Concept of Hinduism in India

Hinduism, real-world religion starting on the Indian subcontinent and containing a few and differed frameworks of reasoning, conviction, and custom. In spite of the fact that the name Hinduism is moderately new, having been authored by British essayists in the principal many years of the nineteenth century, it alludes to a rich total custom of writings and practices, some of which date to the second thousand years BCE or conceivably prior.


On the off chance that the Indus valley progress (third second thousand years BCE) was the soonest wellspring of these customs, as certain researchers hold, at that point Hinduism is the most seasoned living religion on Earth. Its numerous hallowed messages in Sanskrit and vernacular dialects filled in as a vehicle for spreading the religion to different pieces of the world, however, custom and the visual and performing expressions additionally assumed a huge job in its transmission. From about the fourth century CE, Hinduism had a predominant nearness in Southeast Asia, one that would keep going for over 1,000 years. 

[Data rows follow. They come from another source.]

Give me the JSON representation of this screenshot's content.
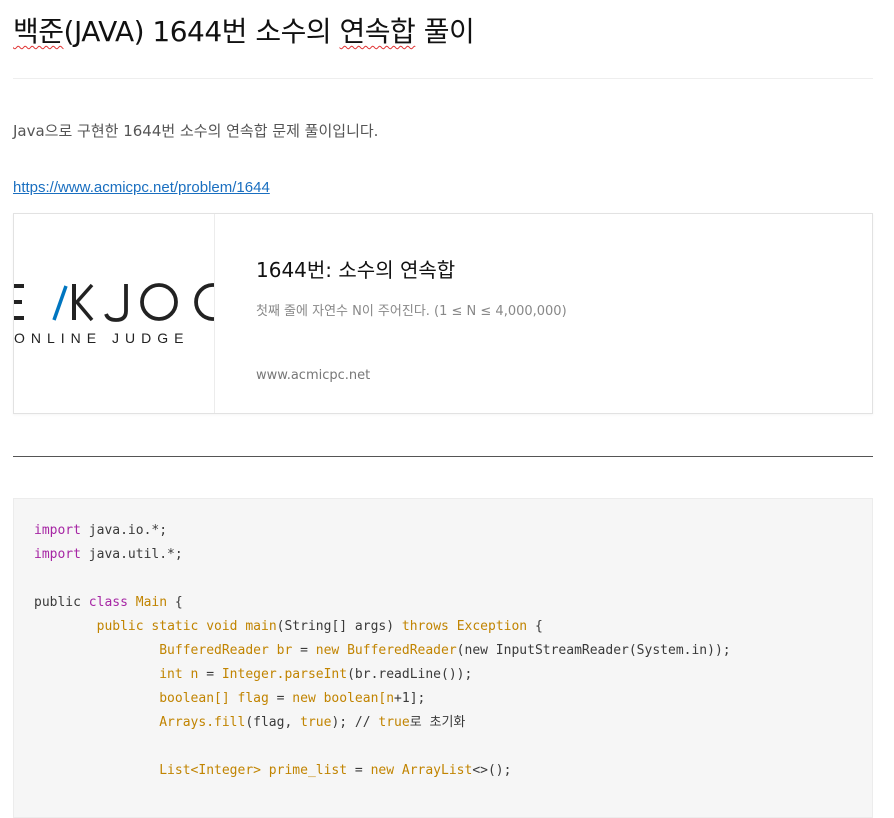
{
  "post": {
    "title_part1": "백준",
    "title_part2": "(JAVA) 1644번 소수의 ",
    "title_part3": "연속합",
    "title_part4": " 풀이",
    "intro": "Java으로 구현한 1644번 소수의 연속합 문제 풀이입니다.",
    "link": "https://www.acmicpc.net/problem/1644"
  },
  "card": {
    "logo_main": "EKJOO",
    "logo_sub": "ONLINE JUDGE",
    "title": "1644번: 소수의 연속합",
    "description": "첫째 줄에 자연수 N이 주어진다. (1 ≤ N ≤ 4,000,000)",
    "site": "www.acmicpc.net"
  },
  "code": {
    "lines": [
      [
        {
          "t": "import",
          "c": "kw"
        },
        {
          "t": " java.io.*;",
          "c": "plain"
        }
      ],
      [
        {
          "t": "import",
          "c": "kw"
        },
        {
          "t": " java.util.*;",
          "c": "plain"
        }
      ],
      [],
      [
        {
          "t": "public ",
          "c": "plain"
        },
        {
          "t": "class",
          "c": "kw"
        },
        {
          "t": " ",
          "c": "plain"
        },
        {
          "t": "Main",
          "c": "yk"
        },
        {
          "t": " {",
          "c": "plain"
        }
      ],
      [
        {
          "t": "        ",
          "c": "plain"
        },
        {
          "t": "public static void",
          "c": "yk"
        },
        {
          "t": " ",
          "c": "plain"
        },
        {
          "t": "main",
          "c": "yk"
        },
        {
          "t": "(String[] args) ",
          "c": "plain"
        },
        {
          "t": "throws",
          "c": "yk"
        },
        {
          "t": " ",
          "c": "plain"
        },
        {
          "t": "Exception",
          "c": "yk"
        },
        {
          "t": " {",
          "c": "plain"
        }
      ],
      [
        {
          "t": "                ",
          "c": "plain"
        },
        {
          "t": "BufferedReader br",
          "c": "yk"
        },
        {
          "t": " = ",
          "c": "plain"
        },
        {
          "t": "new BufferedReader",
          "c": "yk"
        },
        {
          "t": "(new InputStreamReader(System.in));",
          "c": "plain"
        }
      ],
      [
        {
          "t": "                ",
          "c": "plain"
        },
        {
          "t": "int n",
          "c": "yk"
        },
        {
          "t": " = ",
          "c": "plain"
        },
        {
          "t": "Integer.parseInt",
          "c": "yk"
        },
        {
          "t": "(br.readLine());",
          "c": "plain"
        }
      ],
      [
        {
          "t": "                ",
          "c": "plain"
        },
        {
          "t": "boolean[] flag",
          "c": "yk"
        },
        {
          "t": " = ",
          "c": "plain"
        },
        {
          "t": "new boolean[n",
          "c": "yk"
        },
        {
          "t": "+1];",
          "c": "plain"
        }
      ],
      [
        {
          "t": "                ",
          "c": "plain"
        },
        {
          "t": "Arrays.fill",
          "c": "yk"
        },
        {
          "t": "(flag, ",
          "c": "plain"
        },
        {
          "t": "true",
          "c": "yk"
        },
        {
          "t": "); // ",
          "c": "plain"
        },
        {
          "t": "true",
          "c": "yk"
        },
        {
          "t": "로 초기화",
          "c": "plain"
        }
      ],
      [],
      [
        {
          "t": "                ",
          "c": "plain"
        },
        {
          "t": "List<Integer> prime_list",
          "c": "yk"
        },
        {
          "t": " = ",
          "c": "plain"
        },
        {
          "t": "new ArrayList",
          "c": "yk"
        },
        {
          "t": "<>();",
          "c": "plain"
        }
      ]
    ]
  },
  "colors": {
    "link": "#1a6fc0",
    "keyword_purple": "#a626a4",
    "keyword_gold": "#c18401",
    "logo_accent": "#0076c0"
  }
}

The term Hinduism got comfortable as a designator of religious thoughts and practices particular to India with the production of books, for example, Hinduism (1877) by Sir Monier-Williams, the eminent Oxford researcher and writer of a compelling Sanskrit word reference. At first, it was an untouchables' term, expanding on hundreds of years old uses of the word Hindu. Early explorers to the Indus valley, starting with the Greeks and Persians, discussed its occupants as "Hindu" (Greek: 'indoi), and, in the sixteenth century, inhabitants of India themselves started in all respects gradually to utilize the term to separate themselves from the Turks. Continuously the qualification turned out to be principally religious as opposed to ethnic, geographic, or social. 

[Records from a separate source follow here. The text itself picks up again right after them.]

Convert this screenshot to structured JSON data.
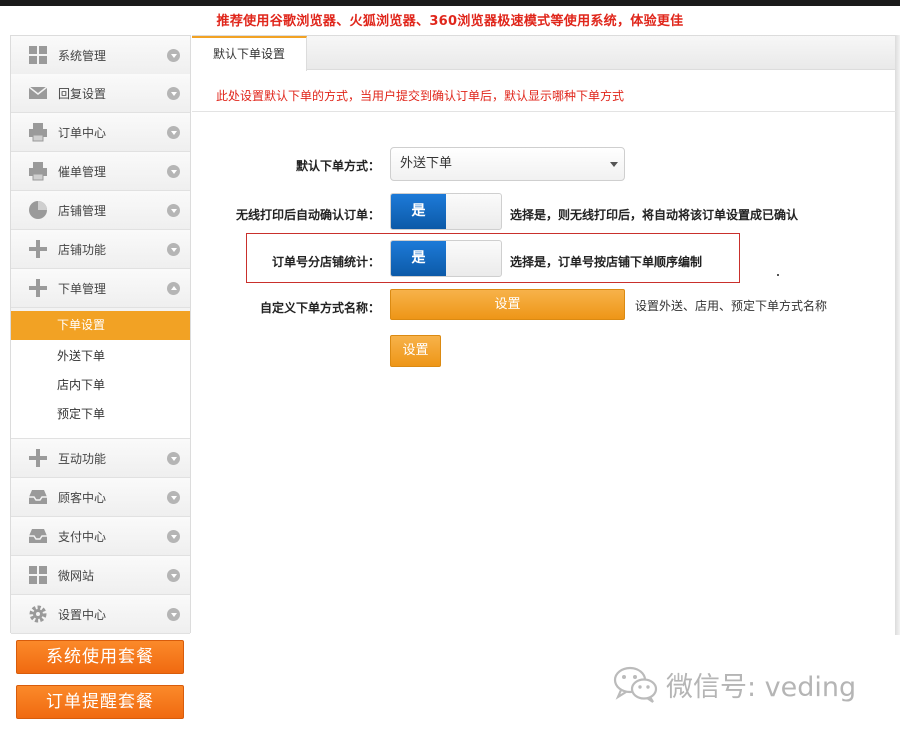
{
  "notice": "推荐使用谷歌浏览器、火狐浏览器、360浏览器极速模式等使用系统，体验更佳",
  "sidebar": {
    "items": [
      {
        "label": "系统管理",
        "icon": "grid-icon"
      },
      {
        "label": "回复设置",
        "icon": "envelope-icon"
      },
      {
        "label": "订单中心",
        "icon": "printer-icon"
      },
      {
        "label": "催单管理",
        "icon": "printer-icon"
      },
      {
        "label": "店铺管理",
        "icon": "pie-chart-icon"
      },
      {
        "label": "店铺功能",
        "icon": "plus-icon"
      },
      {
        "label": "下单管理",
        "icon": "plus-icon"
      },
      {
        "label": "互动功能",
        "icon": "plus-icon"
      },
      {
        "label": "顾客中心",
        "icon": "inbox-icon"
      },
      {
        "label": "支付中心",
        "icon": "inbox-icon"
      },
      {
        "label": "微网站",
        "icon": "grid-icon"
      },
      {
        "label": "设置中心",
        "icon": "gear-icon"
      }
    ],
    "submenu": [
      "下单设置",
      "外送下单",
      "店内下单",
      "预定下单"
    ],
    "packages": [
      "系统使用套餐",
      "订单提醒套餐"
    ]
  },
  "main": {
    "tab": "默认下单设置",
    "description": "此处设置默认下单的方式，当用户提交到确认订单后，默认显示哪种下单方式",
    "form": {
      "default_order_label": "默认下单方式：",
      "default_order_value": "外送下单",
      "auto_confirm_label": "无线打印后自动确认订单：",
      "auto_confirm_toggle": "是",
      "auto_confirm_hint": "选择是，则无线打印后，将自动将该订单设置成已确认",
      "order_number_label": "订单号分店铺统计：",
      "order_number_toggle": "是",
      "order_number_hint": "选择是，订单号按店铺下单顺序编制",
      "custom_name_label": "自定义下单方式名称：",
      "custom_name_button": "设置",
      "custom_name_hint": "设置外送、店用、预定下单方式名称",
      "save_button": "设置"
    }
  },
  "watermark": "微信号: veding",
  "colors": {
    "accent": "#f2a224",
    "alert": "#e0261b",
    "toggle_on": "#1d7ad8",
    "package": "#f06a10"
  }
}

Since the late nineteenth century, Hindus have responded to the term Hinduism in a few different ways. Some have rejected it for indigenous details. Others have favored "Vedic religion," utilizing the term Vedic to allude not exclusively to the old religious writings known as the Vedas yet in addition to a liquid corpus of consecrated works in numerous dialects and an orthoprax (customarily endorsed) lifestyle. Still, others have called the religion Sanatana dharma ("interminable law"), a definition made well known in the nineteenth century and underscoring the immortal components of the custom that are seen to rise above neighborhood elucidations and practice. At last, others, maybe the greater part, have essentially acknowledged the term Hinduism or its analogs, particularly Hindu dharma (Hindu good and religious law), in different Indic dialects.

Leave a Reply